The three judges unanimously rejected Kelley’s claim that retrying him on the tax charges would constitute double-jeopardy, or trying Kelley twice for the same crime.

The appeal stemmed from the sole verdict the jury was able to reach in Kelley’s trial last spring in Tacoma. The jury deadlocked on14 counts, including the key charges of theft, money laundering and tax evasion after a six-week trial.

On the sole count it could agree on, the jury acquitted Kelley of lying to the Internal Revenue Service (IRS).

The defense argued that the jury must have believed Kelley in that instance, and that as a result five other tax-related allegations facing Kelley were not viable and should be dismissed. The appeals court, in a single paragraph ruling, disagreed and returned the case to U.S. District Judge Ronald Leighton for trial on the tax counts.

The government has said it intends to retry Kelley on all of the charges, including theft and money-laundering counts that were not addressed in the appeal.

Kelley’s trial attorney, Angelo Calfo, said he would study the ruling before deciding on the next course of action.

Even before the verdict, Kelley had said he would not seek re-election. His term expires in January.

The government has alleged Kelley stole upward of $3 million from homebuyers during the pre-recession real-estate boom by failing to make refunds to clients of his now-shuttered real-estate reconveyance company, Post Closing Department.

Kelley’s trial involved more than 100 witnesses and tens of thousands of pages of exhibits. Prosecutors faced an uphill battle proving Kelley played any more fast and loose than many other reconveyance firms during the red-hot pre-recession real-estate market. Not making refunds was common and led to dozens of lawsuits, most of which were dismissed.

Kelley paid $1.1 million to settle one such lawsuit filed against Post Closing Department, according to records.

Kelley came under investigation by the IRS and the FBI after his successful 2012 campaign for auditor when his opponent pointed to a 2009 lawsuit alleging that, while operating Post Closing Department, Kelley failed to refund real-estate fees to homebuyers.

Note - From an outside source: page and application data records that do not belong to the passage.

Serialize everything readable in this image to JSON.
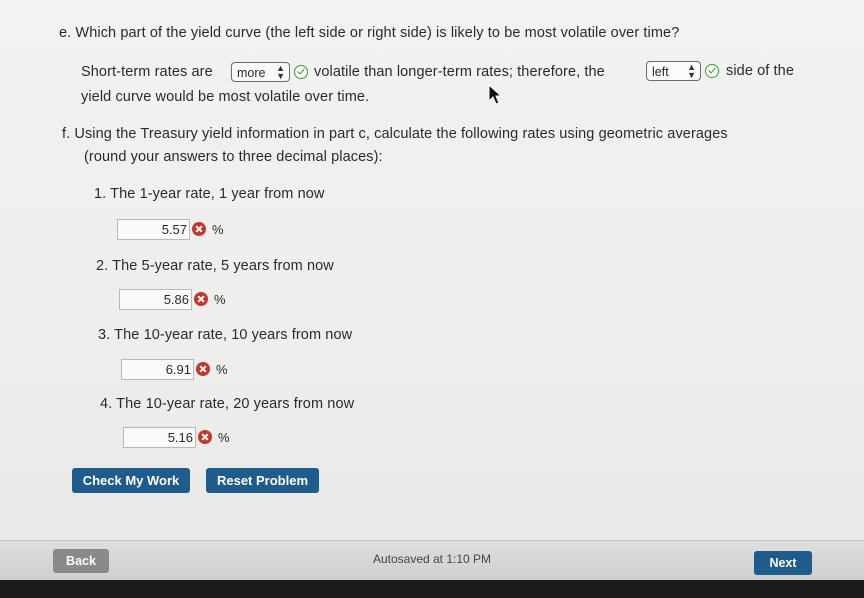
{
  "part_e": {
    "question": "e. Which part of the yield curve (the left side or right side) is likely to be most volatile over time?",
    "line1_a": "Short-term rates are",
    "select1_value": "more",
    "line1_b": "volatile than longer-term rates; therefore, the",
    "select2_value": "left",
    "line1_c": "side of the",
    "line2": "yield curve would be most volatile over time."
  },
  "part_f": {
    "question_line1": "f. Using the Treasury yield information in part c, calculate the following rates using geometric averages",
    "question_line2": "(round your answers to three decimal places):",
    "items": [
      {
        "label": "1.  The 1-year rate, 1 year from now",
        "value": "5.57",
        "unit": "%"
      },
      {
        "label": "2.  The 5-year rate, 5 years from now",
        "value": "5.86",
        "unit": "%"
      },
      {
        "label": "3.  The 10-year rate, 10 years from now",
        "value": "6.91",
        "unit": "%"
      },
      {
        "label": "4.  The 10-year rate, 20 years from now",
        "value": "5.16",
        "unit": "%"
      }
    ]
  },
  "buttons": {
    "check": "Check My Work",
    "reset": "Reset Problem"
  },
  "footer": {
    "back": "Back",
    "autosave": "Autosaved at 1:10 PM",
    "next": "Next"
  },
  "icons": {
    "correct": "check-circle-icon",
    "incorrect": "x-circle-icon",
    "cursor": "mouse-pointer-icon"
  },
  "colors": {
    "primary_button": "#1f5c8c",
    "correct": "#3a9a3a",
    "incorrect": "#c0392b"
  }
}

The investigation focused on the dealings of the company between 2003 and 2008.

Prosecutors said the company collected between $120 and $140 from each of tens of thousands of escrow customers to perform services Kelley promised could be done for between $10 and $20. The remainder of the money, according to testimony at his trial, was intended to cover county and recording fees.

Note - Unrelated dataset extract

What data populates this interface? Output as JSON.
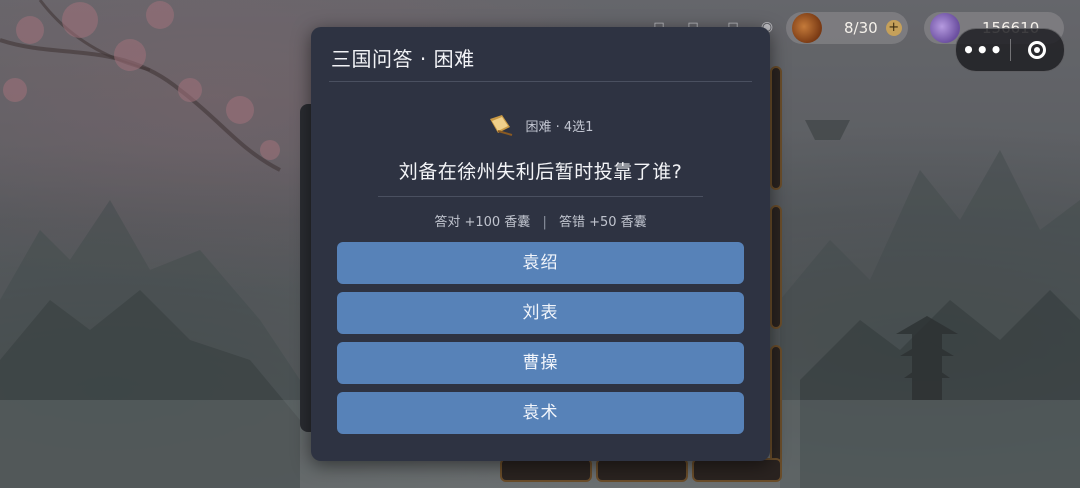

Any money left over was supposed to be refunded but wasn’t, prosecutors said. Kelley, they alleged, amassed more than $3 million in unrefunded fees, at least $1.4 million of which was fraudulently retained.